Source data:

━━━━━━━━━━━━━━━━━━━━

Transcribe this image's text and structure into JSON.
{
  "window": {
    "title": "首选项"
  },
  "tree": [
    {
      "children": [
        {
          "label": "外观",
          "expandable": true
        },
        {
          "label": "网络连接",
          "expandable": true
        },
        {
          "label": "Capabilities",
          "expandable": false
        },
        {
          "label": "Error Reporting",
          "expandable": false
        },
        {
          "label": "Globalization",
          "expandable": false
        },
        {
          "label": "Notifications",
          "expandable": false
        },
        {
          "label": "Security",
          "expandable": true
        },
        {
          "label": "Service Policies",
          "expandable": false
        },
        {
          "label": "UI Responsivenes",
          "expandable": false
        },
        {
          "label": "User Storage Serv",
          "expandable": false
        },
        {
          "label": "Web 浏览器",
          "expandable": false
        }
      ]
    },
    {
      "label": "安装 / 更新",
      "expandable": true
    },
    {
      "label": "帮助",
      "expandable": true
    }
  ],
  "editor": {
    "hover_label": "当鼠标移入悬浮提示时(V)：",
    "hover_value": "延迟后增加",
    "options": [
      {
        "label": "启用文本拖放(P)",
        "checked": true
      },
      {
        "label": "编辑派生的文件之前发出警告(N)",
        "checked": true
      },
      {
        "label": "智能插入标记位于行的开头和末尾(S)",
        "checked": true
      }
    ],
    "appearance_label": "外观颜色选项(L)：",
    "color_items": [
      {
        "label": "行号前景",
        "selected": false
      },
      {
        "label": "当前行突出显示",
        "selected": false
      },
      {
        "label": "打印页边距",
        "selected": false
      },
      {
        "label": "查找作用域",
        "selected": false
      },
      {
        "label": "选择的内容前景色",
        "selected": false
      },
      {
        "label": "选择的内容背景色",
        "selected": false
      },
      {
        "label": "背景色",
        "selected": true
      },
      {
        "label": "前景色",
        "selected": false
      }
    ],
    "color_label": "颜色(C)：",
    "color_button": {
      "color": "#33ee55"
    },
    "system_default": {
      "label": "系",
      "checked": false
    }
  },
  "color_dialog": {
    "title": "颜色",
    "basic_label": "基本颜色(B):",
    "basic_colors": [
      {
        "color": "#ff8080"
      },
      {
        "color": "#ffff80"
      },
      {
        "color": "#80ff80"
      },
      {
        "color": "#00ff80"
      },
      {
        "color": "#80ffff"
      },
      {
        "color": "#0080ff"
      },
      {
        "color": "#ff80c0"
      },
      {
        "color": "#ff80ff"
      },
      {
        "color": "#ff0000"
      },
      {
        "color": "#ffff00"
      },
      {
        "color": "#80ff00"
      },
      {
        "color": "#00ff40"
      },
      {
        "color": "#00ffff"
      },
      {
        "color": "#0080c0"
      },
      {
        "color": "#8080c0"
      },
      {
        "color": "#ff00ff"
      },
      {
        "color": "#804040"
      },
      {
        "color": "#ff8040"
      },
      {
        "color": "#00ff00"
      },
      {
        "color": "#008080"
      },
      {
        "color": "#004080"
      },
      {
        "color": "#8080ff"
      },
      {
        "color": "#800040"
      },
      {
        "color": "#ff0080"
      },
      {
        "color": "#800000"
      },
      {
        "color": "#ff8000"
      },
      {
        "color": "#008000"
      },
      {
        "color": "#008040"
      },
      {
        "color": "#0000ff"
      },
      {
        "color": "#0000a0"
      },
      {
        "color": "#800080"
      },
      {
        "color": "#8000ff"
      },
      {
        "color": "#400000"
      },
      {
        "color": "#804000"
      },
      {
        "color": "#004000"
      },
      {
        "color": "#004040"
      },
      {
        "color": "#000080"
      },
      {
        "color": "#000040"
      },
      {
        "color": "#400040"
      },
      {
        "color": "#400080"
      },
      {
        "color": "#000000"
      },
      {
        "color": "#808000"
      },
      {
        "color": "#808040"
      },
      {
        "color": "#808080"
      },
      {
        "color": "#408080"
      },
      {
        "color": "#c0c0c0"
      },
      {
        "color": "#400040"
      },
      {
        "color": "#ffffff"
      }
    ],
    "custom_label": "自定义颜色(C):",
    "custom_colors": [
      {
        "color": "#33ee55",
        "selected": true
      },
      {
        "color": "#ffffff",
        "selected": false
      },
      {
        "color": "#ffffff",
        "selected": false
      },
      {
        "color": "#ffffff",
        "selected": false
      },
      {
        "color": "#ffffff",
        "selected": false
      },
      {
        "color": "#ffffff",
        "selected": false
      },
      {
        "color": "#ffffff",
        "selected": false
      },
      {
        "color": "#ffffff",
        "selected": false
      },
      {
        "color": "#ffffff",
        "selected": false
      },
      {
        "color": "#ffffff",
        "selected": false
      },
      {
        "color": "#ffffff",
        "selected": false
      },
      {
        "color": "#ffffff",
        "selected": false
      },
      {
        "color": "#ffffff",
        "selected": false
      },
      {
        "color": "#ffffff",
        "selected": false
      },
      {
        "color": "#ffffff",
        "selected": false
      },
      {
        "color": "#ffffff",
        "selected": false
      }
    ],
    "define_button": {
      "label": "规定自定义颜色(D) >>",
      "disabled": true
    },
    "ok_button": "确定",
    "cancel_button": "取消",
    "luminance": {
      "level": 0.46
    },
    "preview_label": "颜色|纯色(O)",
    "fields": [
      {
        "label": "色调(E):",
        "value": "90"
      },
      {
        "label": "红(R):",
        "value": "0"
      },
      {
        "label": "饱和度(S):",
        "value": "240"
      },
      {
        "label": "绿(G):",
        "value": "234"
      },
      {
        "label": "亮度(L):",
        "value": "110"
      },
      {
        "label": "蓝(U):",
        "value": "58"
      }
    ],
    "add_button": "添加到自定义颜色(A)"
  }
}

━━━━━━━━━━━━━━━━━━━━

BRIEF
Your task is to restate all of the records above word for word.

EXERCISE RESULT
Transcribe this image's text and structure into JSON.
{
  "window": {
    "title": "首选项"
  },
  "tree": [
    {
      "children": [
        {
          "label": "外观",
          "expandable": true
        },
        {
          "label": "网络连接",
          "expandable": true
        },
        {
          "label": "Capabilities",
          "expandable": false
        },
        {
          "label": "Error Reporting",
          "expandable": false
        },
        {
          "label": "Globalization",
          "expandable": false
        },
        {
          "label": "Notifications",
          "expandable": false
        },
        {
          "label": "Security",
          "expandable": true
        },
        {
          "label": "Service Policies",
          "expandable": false
        },
        {
          "label": "UI Responsivenes",
          "expandable": false
        },
        {
          "label": "User Storage Serv",
          "expandable": false
        },
        {
          "label": "Web 浏览器",
          "expandable": false
        }
      ]
    },
    {
      "label": "安装 / 更新",
      "expandable": true
    },
    {
      "label": "帮助",
      "expandable": true
    }
  ],
  "editor": {
    "hover_label": "当鼠标移入悬浮提示时(V)：",
    "hover_value": "延迟后增加",
    "options": [
      {
        "label": "启用文本拖放(P)",
        "checked": true
      },
      {
        "label": "编辑派生的文件之前发出警告(N)",
        "checked": true
      },
      {
        "label": "智能插入标记位于行的开头和末尾(S)",
        "checked": true
      }
    ],
    "appearance_label": "外观颜色选项(L)：",
    "color_items": [
      {
        "label": "行号前景",
        "selected": false
      },
      {
        "label": "当前行突出显示",
        "selected": false
      },
      {
        "label": "打印页边距",
        "selected": false
      },
      {
        "label": "查找作用域",
        "selected": false
      },
      {
        "label": "选择的内容前景色",
        "selected": false
      },
      {
        "label": "选择的内容背景色",
        "selected": false
      },
      {
        "label": "背景色",
        "selected": true
      },
      {
        "label": "前景色",
        "selected": false
      }
    ],
    "color_label": "颜色(C)：",
    "color_button": {
      "color": "#33ee55"
    },
    "system_default": {
      "label": "系",
      "checked": false
    }
  },
  "color_dialog": {
    "title": "颜色",
    "basic_label": "基本颜色(B):",
    "basic_colors": [
      {
        "color": "#ff8080"
      },
      {
        "color": "#ffff80"
      },
      {
        "color": "#80ff80"
      },
      {
        "color": "#00ff80"
      },
      {
        "color": "#80ffff"
      },
      {
        "color": "#0080ff"
      },
      {
        "color": "#ff80c0"
      },
      {
        "color": "#ff80ff"
      },
      {
        "color": "#ff0000"
      },
      {
        "color": "#ffff00"
      },
      {
        "color": "#80ff00"
      },
      {
        "color": "#00ff40"
      },
      {
        "color": "#00ffff"
      },
      {
        "color": "#0080c0"
      },
      {
        "color": "#8080c0"
      },
      {
        "color": "#ff00ff"
      },
      {
        "color": "#804040"
      },
      {
        "color": "#ff8040"
      },
      {
        "color": "#00ff00"
      },
      {
        "color": "#008080"
      },
      {
        "color": "#004080"
      },
      {
        "color": "#8080ff"
      },
      {
        "color": "#800040"
      },
      {
        "color": "#ff0080"
      },
      {
        "color": "#800000"
      },
      {
        "color": "#ff8000"
      },
      {
        "color": "#008000"
      },
      {
        "color": "#008040"
      },
      {
        "color": "#0000ff"
      },
      {
        "color": "#0000a0"
      },
      {
        "color": "#800080"
      },
      {
        "color": "#8000ff"
      },
      {
        "color": "#400000"
      },
      {
        "color": "#804000"
      },
      {
        "color": "#004000"
      },
      {
        "color": "#004040"
      },
      {
        "color": "#000080"
      },
      {
        "color": "#000040"
      },
      {
        "color": "#400040"
      },
      {
        "color": "#400080"
      },
      {
        "color": "#000000"
      },
      {
        "color": "#808000"
      },
      {
        "color": "#808040"
      },
      {
        "color": "#808080"
      },
      {
        "color": "#408080"
      },
      {
        "color": "#c0c0c0"
      },
      {
        "color": "#400040"
      },
      {
        "color": "#ffffff"
      }
    ],
    "custom_label": "自定义颜色(C):",
    "custom_colors": [
      {
        "color": "#33ee55",
        "selected": true
      },
      {
        "color": "#ffffff",
        "selected": false
      },
      {
        "color": "#ffffff",
        "selected": false
      },
      {
        "color": "#ffffff",
        "selected": false
      },
      {
        "color": "#ffffff",
        "selected": false
      },
      {
        "color": "#ffffff",
        "selected": false
      },
      {
        "color": "#ffffff",
        "selected": false
      },
      {
        "color": "#ffffff",
        "selected": false
      },
      {
        "color": "#ffffff",
        "selected": false
      },
      {
        "color": "#ffffff",
        "selected": false
      },
      {
        "color": "#ffffff",
        "selected": false
      },
      {
        "color": "#ffffff",
        "selected": false
      },
      {
        "color": "#ffffff",
        "selected": false
      },
      {
        "color": "#ffffff",
        "selected": false
      },
      {
        "color": "#ffffff",
        "selected": false
      },
      {
        "color": "#ffffff",
        "selected": false
      }
    ],
    "define_button": {
      "label": "规定自定义颜色(D) >>",
      "disabled": true
    },
    "ok_button": "确定",
    "cancel_button": "取消",
    "luminance": {
      "level": 0.46
    },
    "preview_label": "颜色|纯色(O)",
    "fields": [
      {
        "label": "色调(E):",
        "value": "90"
      },
      {
        "label": "红(R):",
        "value": "0"
      },
      {
        "label": "饱和度(S):",
        "value": "240"
      },
      {
        "label": "绿(G):",
        "value": "234"
      },
      {
        "label": "亮度(L):",
        "value": "110"
      },
      {
        "label": "蓝(U):",
        "value": "58"
      }
    ],
    "add_button": "添加到自定义颜色(A)"
  }
}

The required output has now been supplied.